Last night my wife and I attended the CHI reading series, hosted by ChiZine Publications, which is Ottawa’s only speculative fiction reading series (as far as I’m aware). It was held at Maxwell’s Bistro downtown – an excellent restaurant, if you’ve never been – and overall was a great introduction for me to the spec fic scene here in the capital.

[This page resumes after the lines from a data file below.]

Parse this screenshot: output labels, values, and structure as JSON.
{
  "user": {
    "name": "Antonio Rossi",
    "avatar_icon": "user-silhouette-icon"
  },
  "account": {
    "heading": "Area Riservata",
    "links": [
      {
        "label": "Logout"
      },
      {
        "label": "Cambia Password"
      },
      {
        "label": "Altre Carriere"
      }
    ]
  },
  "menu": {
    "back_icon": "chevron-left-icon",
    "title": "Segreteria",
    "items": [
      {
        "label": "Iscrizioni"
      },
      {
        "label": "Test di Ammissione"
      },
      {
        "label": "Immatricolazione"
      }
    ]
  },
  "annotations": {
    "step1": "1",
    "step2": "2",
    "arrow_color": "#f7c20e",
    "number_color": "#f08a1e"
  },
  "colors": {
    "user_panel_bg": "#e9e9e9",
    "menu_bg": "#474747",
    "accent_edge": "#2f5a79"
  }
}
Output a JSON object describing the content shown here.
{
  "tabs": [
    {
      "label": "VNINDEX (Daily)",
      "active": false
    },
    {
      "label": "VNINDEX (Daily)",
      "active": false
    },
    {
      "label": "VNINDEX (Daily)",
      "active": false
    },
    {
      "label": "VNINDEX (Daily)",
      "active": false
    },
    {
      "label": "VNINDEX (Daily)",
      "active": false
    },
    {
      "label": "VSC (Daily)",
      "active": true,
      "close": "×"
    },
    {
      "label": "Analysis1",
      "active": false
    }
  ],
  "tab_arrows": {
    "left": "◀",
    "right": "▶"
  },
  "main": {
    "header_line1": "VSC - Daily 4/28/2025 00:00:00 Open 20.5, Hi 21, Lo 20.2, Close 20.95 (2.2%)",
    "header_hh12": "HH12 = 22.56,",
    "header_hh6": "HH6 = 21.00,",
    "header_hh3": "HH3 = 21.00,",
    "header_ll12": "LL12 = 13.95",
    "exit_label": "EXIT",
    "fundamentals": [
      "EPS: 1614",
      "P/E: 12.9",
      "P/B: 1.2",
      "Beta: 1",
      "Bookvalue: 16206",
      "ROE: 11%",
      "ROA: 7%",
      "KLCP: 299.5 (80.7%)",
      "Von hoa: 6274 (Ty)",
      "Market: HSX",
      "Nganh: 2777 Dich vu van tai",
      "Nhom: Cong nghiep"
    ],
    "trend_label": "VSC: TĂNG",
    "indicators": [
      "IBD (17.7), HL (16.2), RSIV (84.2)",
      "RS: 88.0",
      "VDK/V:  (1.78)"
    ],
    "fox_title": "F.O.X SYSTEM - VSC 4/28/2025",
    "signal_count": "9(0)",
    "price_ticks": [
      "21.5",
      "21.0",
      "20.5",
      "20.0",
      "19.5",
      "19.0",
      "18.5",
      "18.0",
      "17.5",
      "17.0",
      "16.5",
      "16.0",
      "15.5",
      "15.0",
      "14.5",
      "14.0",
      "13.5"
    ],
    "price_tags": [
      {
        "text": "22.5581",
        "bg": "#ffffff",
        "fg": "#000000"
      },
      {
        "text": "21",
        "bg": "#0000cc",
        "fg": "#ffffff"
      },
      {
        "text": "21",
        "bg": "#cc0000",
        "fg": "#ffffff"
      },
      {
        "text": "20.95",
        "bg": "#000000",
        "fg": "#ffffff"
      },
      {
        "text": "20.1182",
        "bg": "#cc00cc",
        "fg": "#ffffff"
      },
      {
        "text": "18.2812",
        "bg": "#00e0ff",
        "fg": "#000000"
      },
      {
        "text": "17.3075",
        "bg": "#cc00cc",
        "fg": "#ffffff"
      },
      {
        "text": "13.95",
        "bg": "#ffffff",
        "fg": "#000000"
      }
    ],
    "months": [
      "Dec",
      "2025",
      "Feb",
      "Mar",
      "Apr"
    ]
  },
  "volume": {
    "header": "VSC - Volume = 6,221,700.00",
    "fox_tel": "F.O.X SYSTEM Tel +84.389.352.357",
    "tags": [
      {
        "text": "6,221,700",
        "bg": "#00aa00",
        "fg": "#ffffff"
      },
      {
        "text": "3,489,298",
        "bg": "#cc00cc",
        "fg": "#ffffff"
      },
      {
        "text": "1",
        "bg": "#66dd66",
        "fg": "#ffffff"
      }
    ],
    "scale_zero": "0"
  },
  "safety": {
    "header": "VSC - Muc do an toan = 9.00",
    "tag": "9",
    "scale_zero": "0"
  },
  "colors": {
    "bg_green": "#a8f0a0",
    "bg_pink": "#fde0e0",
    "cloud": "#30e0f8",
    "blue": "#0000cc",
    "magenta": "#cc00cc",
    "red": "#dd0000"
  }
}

The night opened with Sandra Kasturi, reading from a selection of yet-unpublished poetry. I haven’t explored spec fic poetry too much, but I thought the material Kasturi read was brilliant. She covered topics from retired lions, to the last words of a cowboy, to the pre-history of whales, alternating between the darkly humorous and the deeply insightful. Her last poem, concerning a Boris Karloff comic of the Chameleon Monster, was absolutely chilling in the way it described the monster’s abilities and the possibility that the monster doesn’t actually exist – it’s just all in our minds. If you’re a poetry-minded individual, and you like horror/weird stuff, then I highly recommend Kasturi’s work. You can check out her website here.
I’m not going to say much about the second reader, Alison Sinclair, who has been publishing science fiction since the mid-1990s. Not to diminish her work at all – which blends her extensive background in medicine with elements of space opera and adventure – but it wasn’t quite my cup of tea. The excerpt she read sounded excellent for anyone interested in medical-based sci-fi, and you can check out more about her work here.

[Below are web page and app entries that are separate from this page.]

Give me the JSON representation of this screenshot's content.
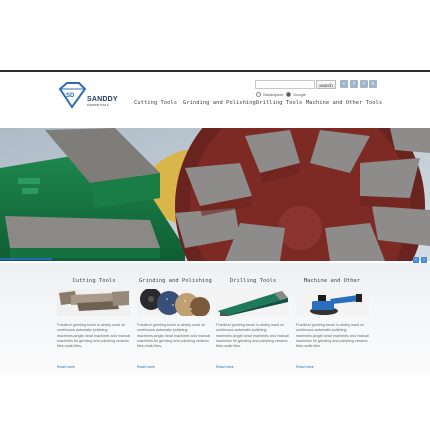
{
  "brand": {
    "name": "SANDDY",
    "tagline": "DIAMOND TOOLS",
    "mark": "SD"
  },
  "search": {
    "placeholder": "",
    "button_label": "search",
    "options": [
      "Sanddytool",
      "Google"
    ]
  },
  "nav": {
    "items": [
      "Cutting Tools",
      "Grinding and Polishing",
      "Drilling Tools",
      "Machine and Other Tools"
    ]
  },
  "social": {
    "icons": [
      "share-icon",
      "twitter-icon",
      "rss-icon",
      "network-icon"
    ]
  },
  "banner": {
    "prev": "‹",
    "next": "›"
  },
  "products": [
    {
      "title": "Cutting Tools",
      "description": "Frankfurt grinding brush is widely used on continuous automatic polishing machines,single-head machines and manual machines for grinding and polishing ceramic tiles,rustic tiles.",
      "more": "Read more"
    },
    {
      "title": "Grinding and Polishing",
      "description": "Frankfurt grinding brush is widely used on continuous automatic polishing machines,single-head machines and manual machines for grinding and polishing ceramic tiles,rustic tiles.",
      "more": "Read more"
    },
    {
      "title": "Drilling Tools",
      "description": "Frankfurt grinding brush is widely used on continuous automatic polishing machines,single-head machines and manual machines for grinding and polishing ceramic tiles,rustic tiles.",
      "more": "Read more"
    },
    {
      "title": "Machine and Other",
      "description": "Frankfurt grinding brush is widely used on continuous automatic polishing machines,single-head machines and manual machines for grinding and polishing ceramic tiles,rustic tiles.",
      "more": "Read more"
    }
  ],
  "colors": {
    "brand": "#233a66",
    "link": "#1e6dba",
    "banner_green": "#1a7a45",
    "banner_red": "#7d2a25"
  }
}
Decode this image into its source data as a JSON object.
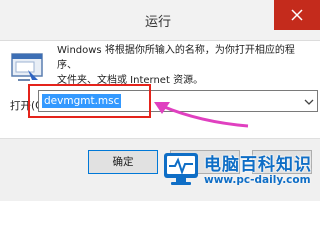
{
  "window": {
    "title": "运行"
  },
  "description": {
    "line1": "Windows 将根据你所输入的名称，为你打开相应的程序、",
    "line2": "文件夹、文档或 Internet 资源。"
  },
  "open_field": {
    "label": "打开(O):",
    "value": "devmgmt.msc"
  },
  "buttons": {
    "ok": "确定",
    "cancel": "",
    "browse": ""
  },
  "watermark": {
    "name": "电脑百科知识",
    "url": "www.pc-daily.com"
  },
  "colors": {
    "close_button": "#c42b1c",
    "selection": "#3399ff",
    "highlight_box": "#e4231b",
    "annotation_arrow": "#e040c0",
    "watermark_text": "#0f6ec6"
  }
}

My favorite of the night was the last reader, award-winning horror writer Ian Rogers. He read a short story titled “Possession is Nine-Tenths of the Law,” which focused on Jerry, a real estate broker who only sells haunted houses. Jerry was apparently a supporting character in Rogers’s collection SuperNOIRtural Tales (dare you to pronounce that properly the first time), which is a series of short stories focused on Felix Renn, a Toronto-based private investigator in a world rife with the supernatural. What we heard from “Possession” was just awesome – excellent humor in the form of Jerry’s thoughts and his banter with Felix, and chilling horror in the form of a girl whose been possessed by some sort of spirit. I plan on picking up a copy of Tales as soon as I can, and after I do I’ll be sure to mention some more thoughts here. In the meantime, if you want more details about Ian Rogers, check out his website.

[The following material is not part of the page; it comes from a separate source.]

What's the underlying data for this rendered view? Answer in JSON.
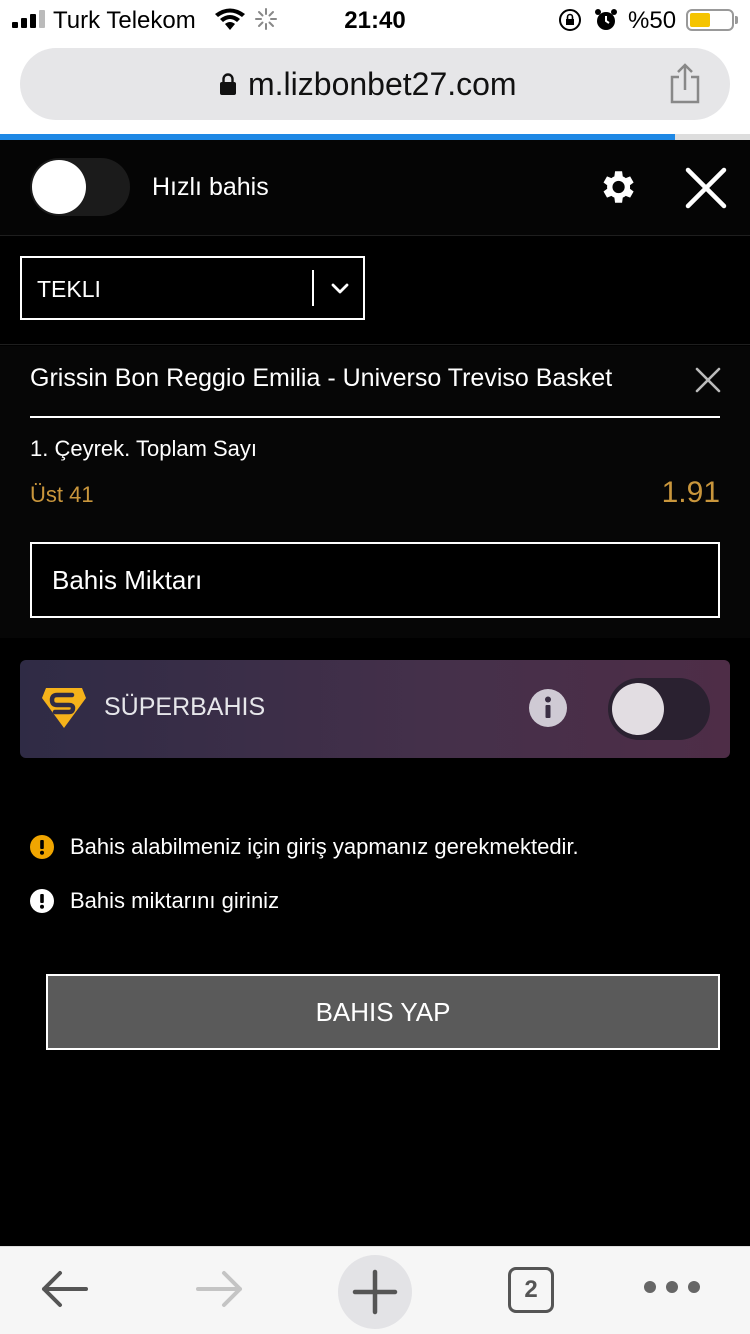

All in all, my first outing to the CHI series was excellent – really talented writers, and a community that clearly cares about promoting speculative fiction here in Ottawa. It’s a fledgling movement for now, but expect it to grow over the next few years. I’ll be contributing to that as much as I can as I gear up for the next reading in this series, which should be held sometime in June.